=== THE INPUT ===
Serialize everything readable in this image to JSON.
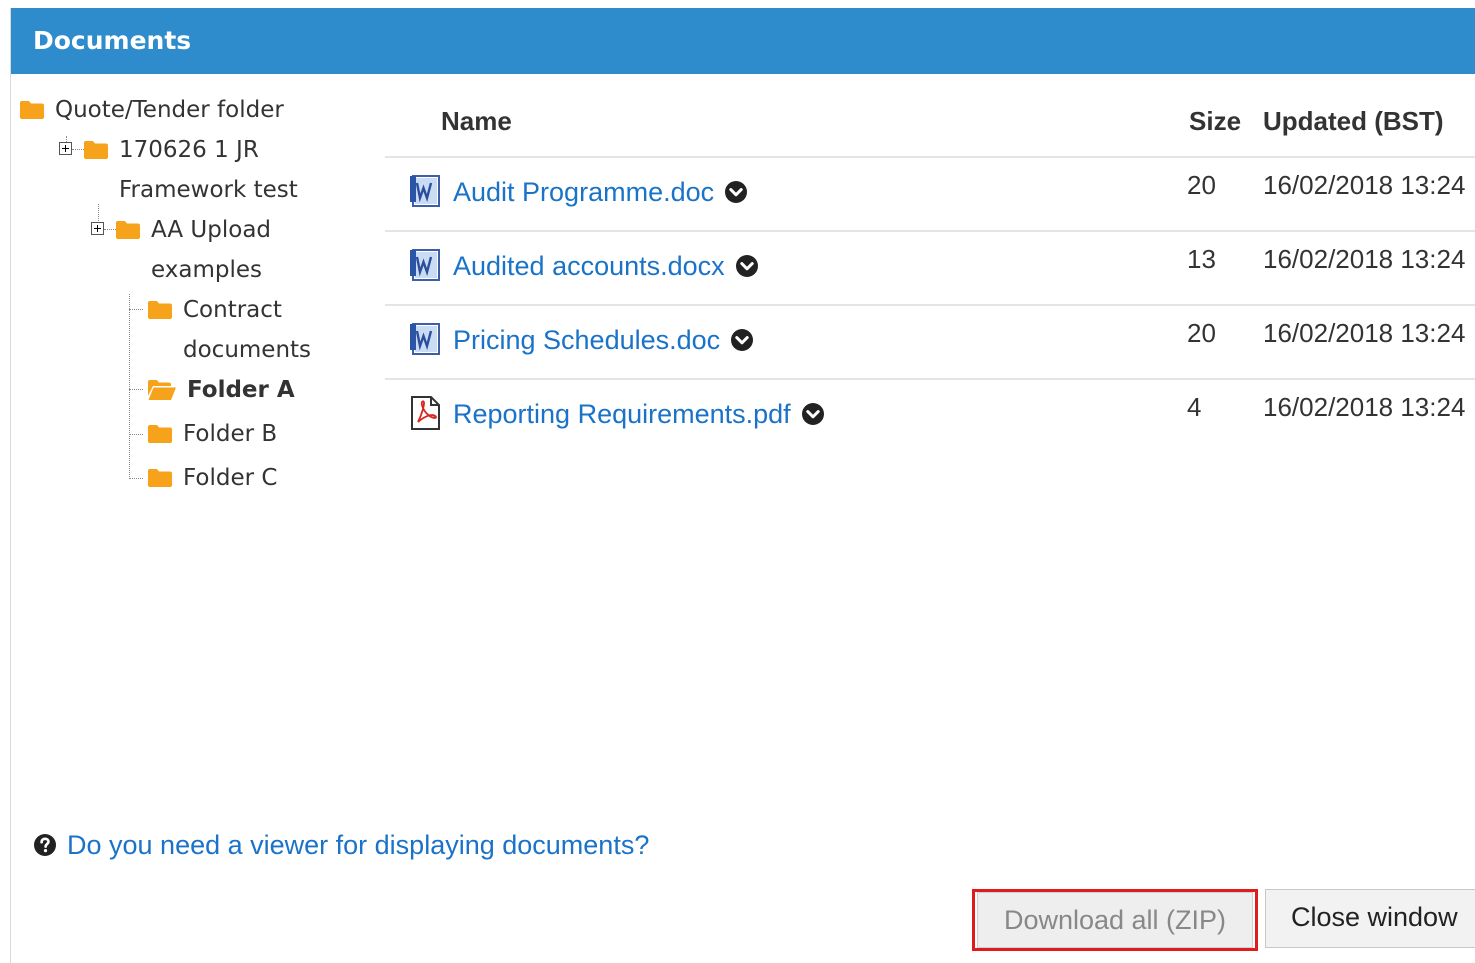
{
  "window": {
    "title": "Documents"
  },
  "tree": {
    "root": "Quote/Tender folder",
    "node1": [
      "170626 1 JR",
      "Framework test"
    ],
    "node2": [
      "AA Upload",
      "examples"
    ],
    "node3": [
      "Contract",
      "documents"
    ],
    "node4": "Folder A",
    "node5": "Folder B",
    "node6": "Folder C"
  },
  "table": {
    "headers": {
      "name": "Name",
      "size": "Size",
      "updated": "Updated (BST)"
    },
    "rows": [
      {
        "name": "Audit Programme.doc",
        "size": "20",
        "updated": "16/02/2018 13:24",
        "icon": "word-doc-icon"
      },
      {
        "name": "Audited accounts.docx",
        "size": "13",
        "updated": "16/02/2018 13:24",
        "icon": "word-doc-icon"
      },
      {
        "name": "Pricing Schedules.doc",
        "size": "20",
        "updated": "16/02/2018 13:24",
        "icon": "word-doc-icon"
      },
      {
        "name": "Reporting Requirements.pdf",
        "size": "4",
        "updated": "16/02/2018 13:24",
        "icon": "pdf-icon"
      }
    ]
  },
  "footer": {
    "help_link": "Do you need a viewer for displaying documents?",
    "download_zip": "Download all (ZIP)",
    "close_window": "Close window"
  },
  "colors": {
    "titlebar": "#2e8bcc",
    "link": "#1a73c8",
    "folder": "#f7a21b",
    "highlight_outline": "#e01b1b"
  }
}
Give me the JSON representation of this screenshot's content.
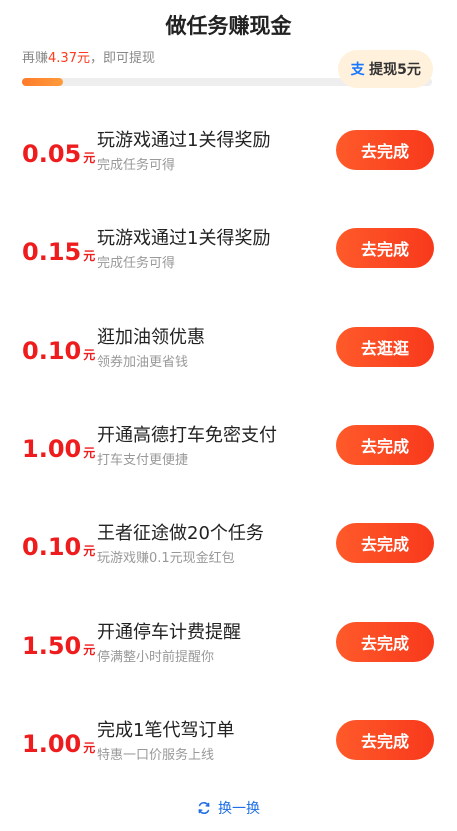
{
  "header": {
    "title": "做任务赚现金"
  },
  "progress": {
    "prefix": "再赚",
    "amount": "4.37元",
    "suffix": "，即可提现",
    "fraction": 0.1
  },
  "withdraw": {
    "icon": "alipay-icon",
    "label": "提现5元"
  },
  "tasks": [
    {
      "amount": "0.05",
      "unit": "元",
      "title": "玩游戏通过1关得奖励",
      "subtitle": "完成任务可得",
      "button": "去完成"
    },
    {
      "amount": "0.15",
      "unit": "元",
      "title": "玩游戏通过1关得奖励",
      "subtitle": "完成任务可得",
      "button": "去完成"
    },
    {
      "amount": "0.10",
      "unit": "元",
      "title": "逛加油领优惠",
      "subtitle": "领券加油更省钱",
      "button": "去逛逛"
    },
    {
      "amount": "1.00",
      "unit": "元",
      "title": "开通高德打车免密支付",
      "subtitle": "打车支付更便捷",
      "button": "去完成"
    },
    {
      "amount": "0.10",
      "unit": "元",
      "title": "王者征途做20个任务",
      "subtitle": "玩游戏赚0.1元现金红包",
      "button": "去完成"
    },
    {
      "amount": "1.50",
      "unit": "元",
      "title": "开通停车计费提醒",
      "subtitle": "停满整小时前提醒你",
      "button": "去完成"
    },
    {
      "amount": "1.00",
      "unit": "元",
      "title": "完成1笔代驾订单",
      "subtitle": "特惠一口价服务上线",
      "button": "去完成"
    }
  ],
  "footer": {
    "refresh_label": "换一换",
    "refresh_icon": "refresh-icon"
  },
  "colors": {
    "accent": "#ff3b1f",
    "reward": "#ee1c1c",
    "link": "#1e6ee6"
  }
}
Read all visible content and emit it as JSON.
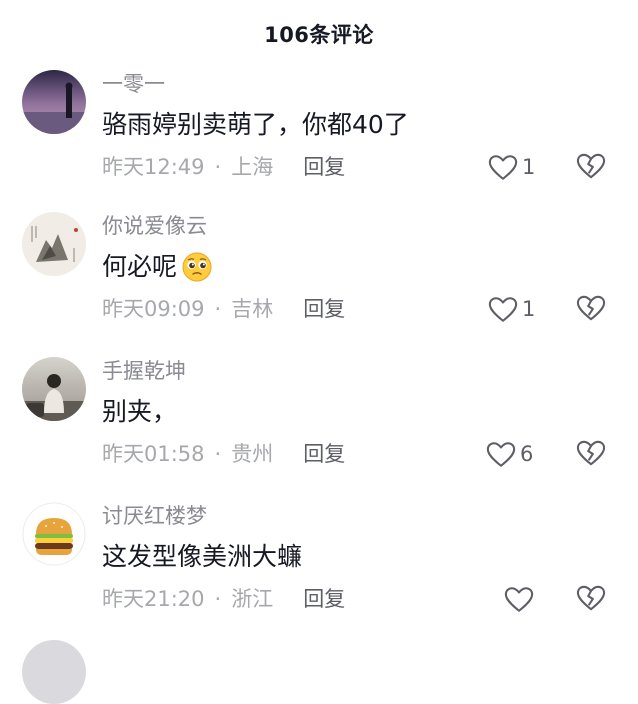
{
  "header": {
    "title": "106条评论"
  },
  "comments": [
    {
      "user": "一零一",
      "text": "骆雨婷别卖萌了，你都40了",
      "time": "昨天12:49",
      "location": "上海",
      "reply": "回复",
      "likes": "1",
      "avatar": "sunset-figure-avatar"
    },
    {
      "user": "你说爱像云",
      "text": "何必呢",
      "emoji": "pleading-face-emoji",
      "time": "昨天09:09",
      "location": "吉林",
      "reply": "回复",
      "likes": "1",
      "avatar": "ink-painting-avatar"
    },
    {
      "user": "手握乾坤",
      "text": "别夹，",
      "time": "昨天01:58",
      "location": "贵州",
      "reply": "回复",
      "likes": "6",
      "avatar": "person-sitting-avatar"
    },
    {
      "user": "讨厌红楼梦",
      "text": "这发型像美洲大蠊",
      "time": "昨天21:20",
      "location": "浙江",
      "reply": "回复",
      "likes": "",
      "avatar": "hamburger-avatar"
    }
  ],
  "icons": {
    "like": "heart-outline-icon",
    "dislike": "broken-heart-icon"
  },
  "colors": {
    "text": "#161823",
    "secondary": "#8a8b91",
    "meta": "#a7a8ad",
    "icon": "#5d5e66"
  }
}
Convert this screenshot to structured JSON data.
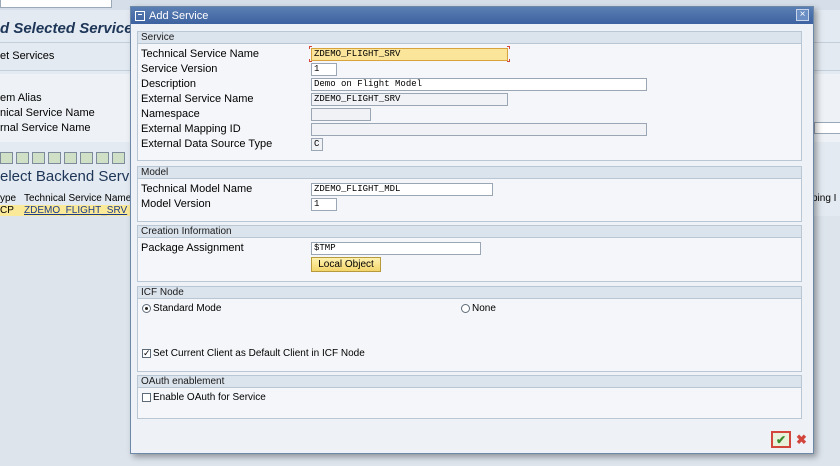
{
  "background": {
    "title": "d Selected Services",
    "select_services": "et Services",
    "labels": [
      "em Alias",
      "nical Service Name",
      "rnal Service Name"
    ],
    "subtitle": "elect Backend Servic",
    "columns": [
      "ype",
      "Technical Service Name"
    ],
    "right_column": "ping I",
    "row": {
      "type": "CP",
      "service": "ZDEMO_FLIGHT_SRV"
    }
  },
  "dialog": {
    "title": "Add Service",
    "close_glyph": "×",
    "service_section": {
      "header": "Service",
      "technical_service_name_label": "Technical Service Name",
      "technical_service_name": "ZDEMO_FLIGHT_SRV",
      "service_version_label": "Service Version",
      "service_version": "1",
      "description_label": "Description",
      "description": "Demo on Flight Model",
      "external_service_name_label": "External Service Name",
      "external_service_name": "ZDEMO_FLIGHT_SRV",
      "namespace_label": "Namespace",
      "namespace": "",
      "external_mapping_id_label": "External Mapping ID",
      "external_mapping_id": "",
      "external_data_source_type_label": "External Data Source Type",
      "external_data_source_type": "C"
    },
    "model_section": {
      "header": "Model",
      "technical_model_name_label": "Technical Model Name",
      "technical_model_name": "ZDEMO_FLIGHT_MDL",
      "model_version_label": "Model Version",
      "model_version": "1"
    },
    "creation_section": {
      "header": "Creation Information",
      "package_assignment_label": "Package Assignment",
      "package_assignment": "$TMP",
      "local_object_button": "Local Object"
    },
    "icf_section": {
      "header": "ICF Node",
      "standard_mode_label": "Standard Mode",
      "standard_mode_selected": true,
      "none_label": "None",
      "default_client_label": "Set Current Client as Default Client in ICF Node",
      "default_client_checked": true
    },
    "oauth_section": {
      "header": "OAuth enablement",
      "enable_oauth_label": "Enable OAuth for Service",
      "enable_oauth_checked": false
    },
    "ok_glyph": "✔",
    "cancel_glyph": "✖"
  },
  "colors": {
    "focus_field": "#fbe59a",
    "confirm_highlight": "#d2463c",
    "titlebar": "#4a6fa8"
  }
}
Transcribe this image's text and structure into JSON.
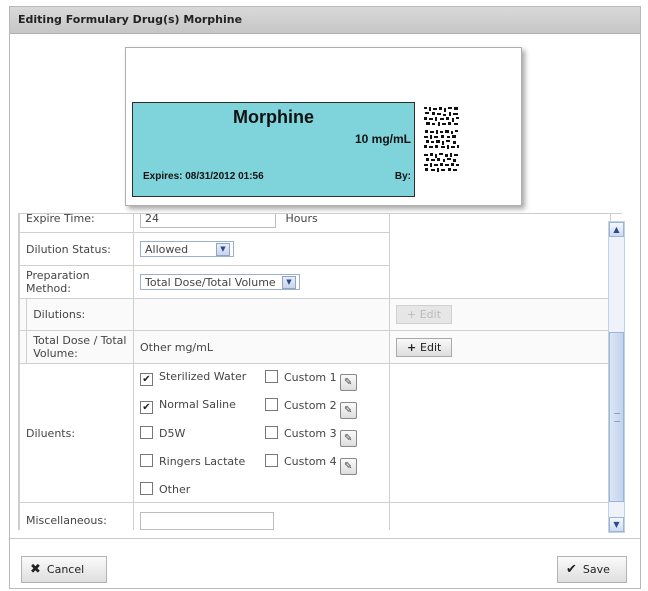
{
  "title": "Editing Formulary Drug(s) Morphine",
  "label": {
    "drug_name": "Morphine",
    "concentration": "10 mg/mL",
    "expires_text": "Expires:  08/31/2012 01:56",
    "by_text": "By:",
    "background_color": "#7fd4dc"
  },
  "form": {
    "expire_time": {
      "label": "Expire Time:",
      "value": "24",
      "unit": "Hours"
    },
    "dilution_status": {
      "label": "Dilution Status:",
      "selected": "Allowed"
    },
    "preparation_method": {
      "label": "Preparation Method:",
      "selected": "Total Dose/Total Volume"
    },
    "dilutions": {
      "label": "Dilutions:",
      "value": "",
      "edit_label": "Edit",
      "edit_enabled": false
    },
    "total_dose": {
      "label": "Total Dose / Total Volume:",
      "value": "Other mg/mL",
      "edit_label": "Edit",
      "edit_enabled": true
    },
    "diluents": {
      "label": "Diluents:",
      "options": [
        {
          "label": "Sterilized Water",
          "checked": true
        },
        {
          "label": "Custom 1",
          "checked": false
        },
        {
          "label": "Normal Saline",
          "checked": true
        },
        {
          "label": "Custom 2",
          "checked": false
        },
        {
          "label": "D5W",
          "checked": false
        },
        {
          "label": "Custom 3",
          "checked": false
        },
        {
          "label": "Ringers Lactate",
          "checked": false
        },
        {
          "label": "Custom 4",
          "checked": false
        },
        {
          "label": "Other",
          "checked": false
        }
      ]
    },
    "miscellaneous": {
      "label": "Miscellaneous:",
      "value": ""
    }
  },
  "footer": {
    "cancel_label": "Cancel",
    "save_label": "Save"
  },
  "icons": {
    "cancel": "x-icon",
    "save": "checkmark-icon",
    "edit": "plus-icon",
    "custom": "pencil-icon",
    "select": "chevron-down-icon"
  }
}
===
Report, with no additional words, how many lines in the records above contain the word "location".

__WRITTEN RESPONSE__:
4